It will allow people to each as much as they want without gaining an extra weight.
The experiment has so far only been tested with mice.
The worldwide team, led by scientists at the University of Texas Southwestern Medical Center and Professor Damien Keating at Flinders University, are hopeful a similar approach that inhibits this gene will also be effective with humans to combat obesity and serious diseases like diabetes.
Though the team needs to conduct more research into the side-effects of messing with RCAN1, Keating is excited by the findings, and hopes it will be the beginning of research into new drugs that can fight obesity and diabetes.
"We know a lot of people struggle to lose weight or even control their weight for a number of different reasons", says Professor Keating, from the Molecular and Cellular Physiology Laboratory at the College of Medicine and Public Health at Flinders.

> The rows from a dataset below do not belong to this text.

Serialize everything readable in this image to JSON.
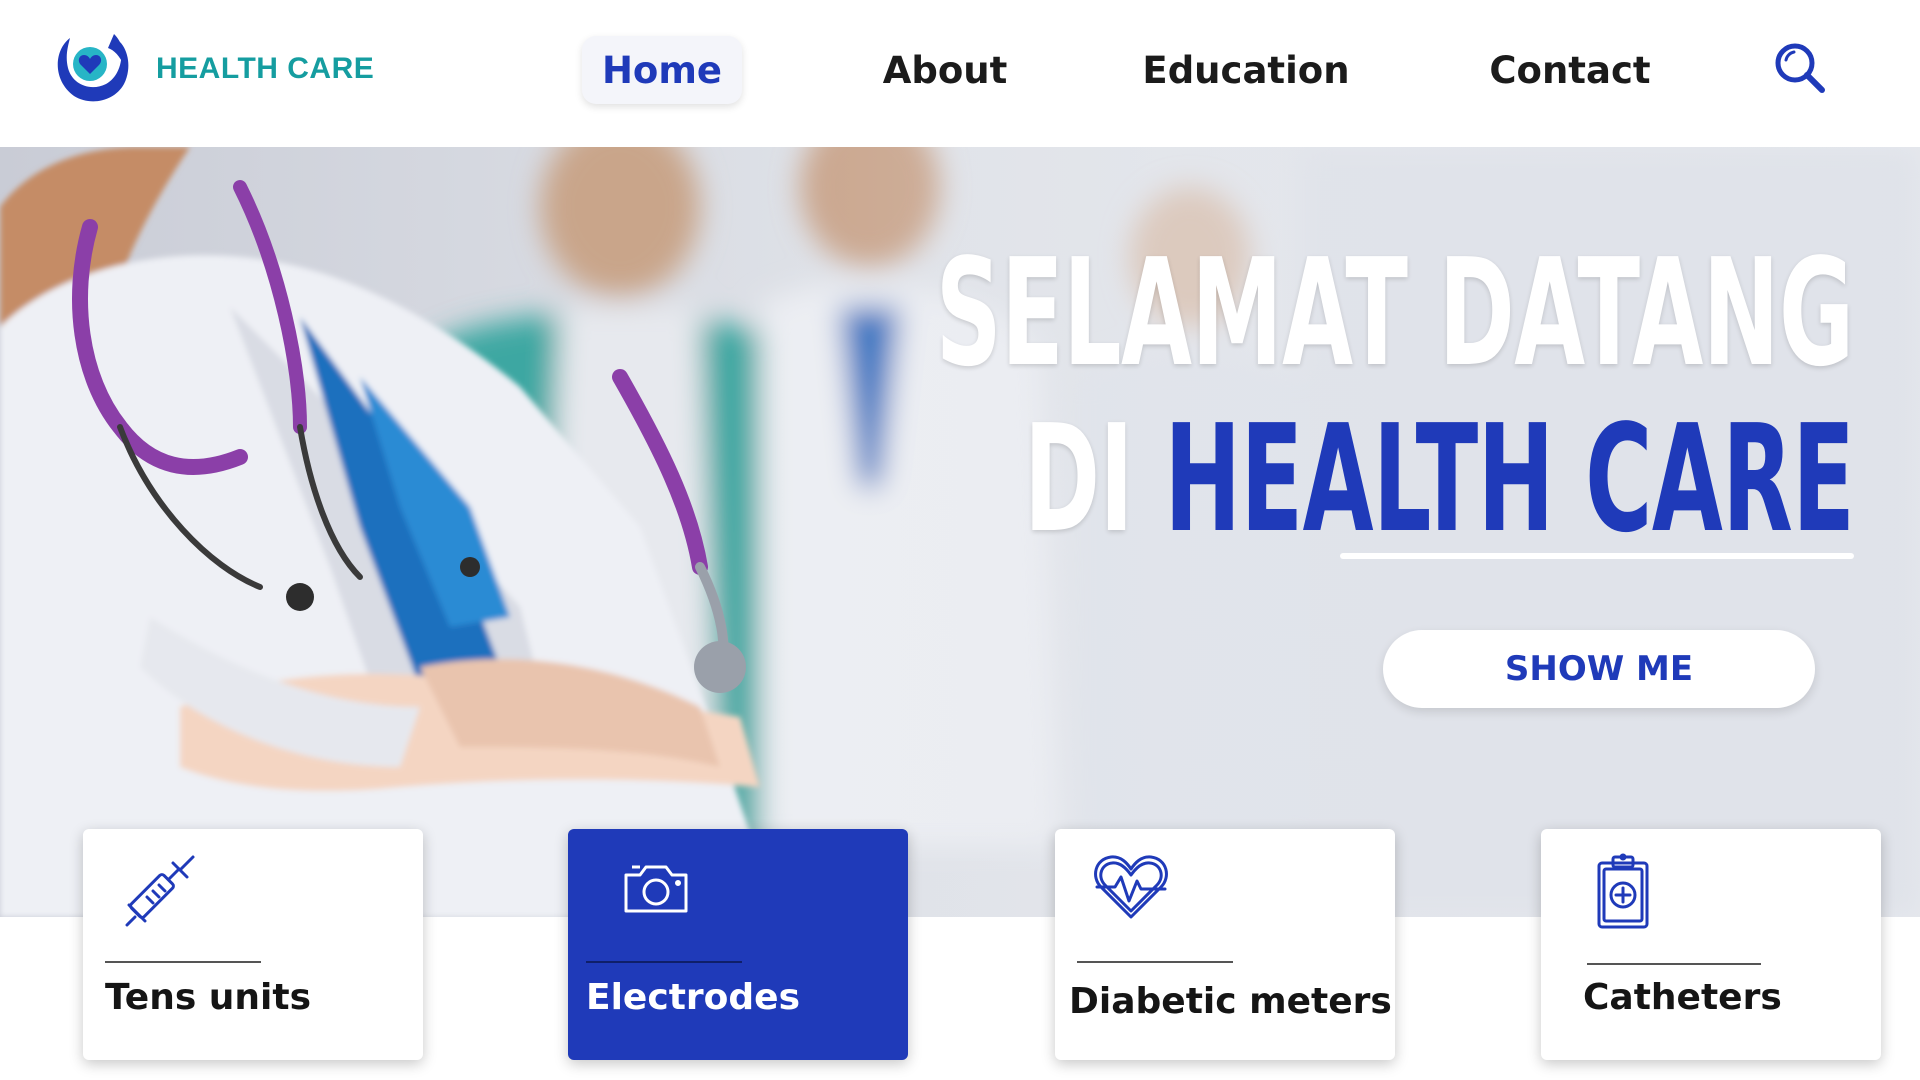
{
  "header": {
    "brand": "HEALTH CARE",
    "logo_icon": "heart-hands-logo",
    "nav": [
      {
        "label": "Home",
        "active": true
      },
      {
        "label": "About",
        "active": false
      },
      {
        "label": "Education",
        "active": false
      },
      {
        "label": "Contact",
        "active": false
      }
    ],
    "search_icon": "search-icon"
  },
  "hero": {
    "title_line1": "SELAMAT DATANG",
    "title_line2_prefix": "DI",
    "title_line2_highlight": "HEALTH CARE",
    "cta_label": "SHOW ME"
  },
  "cards": [
    {
      "label": "Tens units",
      "icon": "syringe-icon",
      "active": false
    },
    {
      "label": "Electrodes",
      "icon": "camera-icon",
      "active": true
    },
    {
      "label": "Diabetic meters",
      "icon": "heart-pulse-icon",
      "active": false
    },
    {
      "label": "Catheters",
      "icon": "clipboard-plus-icon",
      "active": false
    }
  ],
  "colors": {
    "accent_blue": "#1f3ab9",
    "brand_teal": "#159da0",
    "text_dark": "#151515",
    "white": "#ffffff"
  }
}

Will this new drug be the weight-loss elixir we have been looking for? "These results show we can potentially make a real difference in the fight again obesity". The brown fat is the source of energy because it burns to provide the energy but the white fat causes deposits of fat within the body explain the researchers. White fat, used to store energy, is the stuff you imagine when you hear the word fat. Research findings at the Flinders University in Australia say they found that when a single gene called RCAN1 was removed in mice, the rodents were able to eat a high-fat diet without gaining weight.
According to research, the weight loss market in the United States alone is already worth around $66 billion Dollars.
When RCAN1 is blocked it leads to the reduction in the body's ability to store fat and an increase in the muscles ability to burn calories while resting.
Of course, even if the researchers did squeeze these findings into a human treatment, you would still need a balanced diet for your wider health's sake.